TH: That book was probably the most significant reference source I had growing up... I can't overstate what an important book it was for me and for many others. It had some omissions and problems, sure, but what an undertaking that was for its time.
MK: Indeed, I still go back to that book from time to time as it still holds weight amidst its setbacks.
TH: Agreed. It's still on my shelf.
MK: THE REVISED AND EXPANDED EDITION OF THE HAUNTED WORLD OF MARIO BAVA is available right now. Where can fellow readers pick up this supremely well done book on one of horror's most beloved makers?
TH: You can order it directly from Midnight Marquee at www.midmar.com or you can order it from Amazon.com - I recommend the former, however, if you are in the US because it's important to support these smaller publishers.
MK: Very much so, Troy. In addition, readers can follow THE TOME OF TERROR Facebook page for the latest updates, correct?
TH: Yes, TOME and SO DEADLY both have fairly active FB pages... you can "like" the pages and keep up to date with any news there. The Fulci book does not have a page yet, but it probably will by the start of 2015.
MK: We appreciate the time you've graciously taken with us, Troy and we wish you all the luck in the world with your future endeavors.
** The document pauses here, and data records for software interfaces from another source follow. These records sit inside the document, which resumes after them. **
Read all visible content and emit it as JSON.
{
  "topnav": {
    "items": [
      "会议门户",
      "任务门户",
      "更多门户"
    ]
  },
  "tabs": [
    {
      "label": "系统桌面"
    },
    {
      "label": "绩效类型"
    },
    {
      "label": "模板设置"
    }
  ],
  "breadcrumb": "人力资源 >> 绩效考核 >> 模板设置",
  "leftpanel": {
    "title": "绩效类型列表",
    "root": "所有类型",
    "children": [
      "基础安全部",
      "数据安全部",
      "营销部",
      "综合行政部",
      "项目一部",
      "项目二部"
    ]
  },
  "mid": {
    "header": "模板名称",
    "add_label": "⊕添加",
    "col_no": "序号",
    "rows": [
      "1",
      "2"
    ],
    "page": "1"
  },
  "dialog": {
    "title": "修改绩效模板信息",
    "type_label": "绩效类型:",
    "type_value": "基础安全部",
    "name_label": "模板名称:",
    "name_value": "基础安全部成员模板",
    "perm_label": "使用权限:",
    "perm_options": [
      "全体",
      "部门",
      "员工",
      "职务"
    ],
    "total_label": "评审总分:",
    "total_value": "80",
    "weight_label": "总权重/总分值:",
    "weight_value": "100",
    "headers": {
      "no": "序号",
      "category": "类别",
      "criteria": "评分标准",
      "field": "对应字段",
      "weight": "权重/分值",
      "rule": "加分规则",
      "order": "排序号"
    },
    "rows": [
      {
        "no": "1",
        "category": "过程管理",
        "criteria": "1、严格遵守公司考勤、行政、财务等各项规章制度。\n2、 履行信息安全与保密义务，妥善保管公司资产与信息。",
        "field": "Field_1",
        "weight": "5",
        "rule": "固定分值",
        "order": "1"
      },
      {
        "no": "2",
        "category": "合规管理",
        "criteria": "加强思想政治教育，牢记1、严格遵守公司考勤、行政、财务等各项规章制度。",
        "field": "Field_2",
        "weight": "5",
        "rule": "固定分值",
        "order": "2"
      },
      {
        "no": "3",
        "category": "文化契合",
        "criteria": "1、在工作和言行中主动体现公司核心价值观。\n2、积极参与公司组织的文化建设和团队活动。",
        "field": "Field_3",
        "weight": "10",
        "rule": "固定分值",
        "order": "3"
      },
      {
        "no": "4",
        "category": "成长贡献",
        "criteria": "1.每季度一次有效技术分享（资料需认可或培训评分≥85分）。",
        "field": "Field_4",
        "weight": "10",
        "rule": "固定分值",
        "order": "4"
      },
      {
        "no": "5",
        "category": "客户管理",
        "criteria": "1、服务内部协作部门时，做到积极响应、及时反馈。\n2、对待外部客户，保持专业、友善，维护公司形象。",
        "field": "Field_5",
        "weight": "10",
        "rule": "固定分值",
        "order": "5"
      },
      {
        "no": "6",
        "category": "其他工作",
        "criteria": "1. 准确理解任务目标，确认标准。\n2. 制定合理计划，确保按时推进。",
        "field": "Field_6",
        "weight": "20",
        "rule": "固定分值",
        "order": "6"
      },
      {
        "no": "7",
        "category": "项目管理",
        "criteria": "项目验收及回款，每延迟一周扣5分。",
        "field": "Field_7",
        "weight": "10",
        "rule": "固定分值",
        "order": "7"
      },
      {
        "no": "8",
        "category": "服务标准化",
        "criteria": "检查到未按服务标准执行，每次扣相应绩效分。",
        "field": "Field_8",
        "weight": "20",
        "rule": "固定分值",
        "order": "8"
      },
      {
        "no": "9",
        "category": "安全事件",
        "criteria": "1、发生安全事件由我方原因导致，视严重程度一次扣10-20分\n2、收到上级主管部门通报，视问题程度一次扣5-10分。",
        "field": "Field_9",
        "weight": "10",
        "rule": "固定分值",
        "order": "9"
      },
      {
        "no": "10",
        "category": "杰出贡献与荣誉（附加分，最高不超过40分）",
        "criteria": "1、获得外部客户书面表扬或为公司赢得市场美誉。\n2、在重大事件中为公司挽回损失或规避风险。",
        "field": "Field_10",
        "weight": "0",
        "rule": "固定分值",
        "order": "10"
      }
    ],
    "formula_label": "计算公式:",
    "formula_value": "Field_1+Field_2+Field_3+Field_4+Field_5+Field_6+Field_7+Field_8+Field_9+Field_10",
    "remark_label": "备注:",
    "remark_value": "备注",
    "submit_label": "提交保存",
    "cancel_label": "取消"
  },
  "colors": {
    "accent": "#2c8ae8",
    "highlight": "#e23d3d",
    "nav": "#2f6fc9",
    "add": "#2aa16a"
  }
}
We can hardly wait to cut into them!
TH: Thank you! I hope you and your readers enjoy them... and thanks for having me!
MICHAEL FELSHER of Red Shirt Pictures was kind enough to spend nearly 3 hours (!) talking to us about his entire career starting with his days at Anchor Bay Entertainment before forming Red Shirt Pictures in 2004. Since then, Michael has kept a busy schedule providing fantastic bonus content for releases from Scream Factory, Synapse Films, Dark Sky Films, Arrow Films & Video, Lionsgate Home Entertainment and more! Michael dives in and tells tons of stories about the wealth of titles he's worked on as well as his current workload. In addition, we spend plenty of time geeking out discussing a wide range of topics from Stephen King's work, Disney's purchase of Lucasfilm and their upcoming Star Wars films, the underrated Lone Ranger movie plus MORE!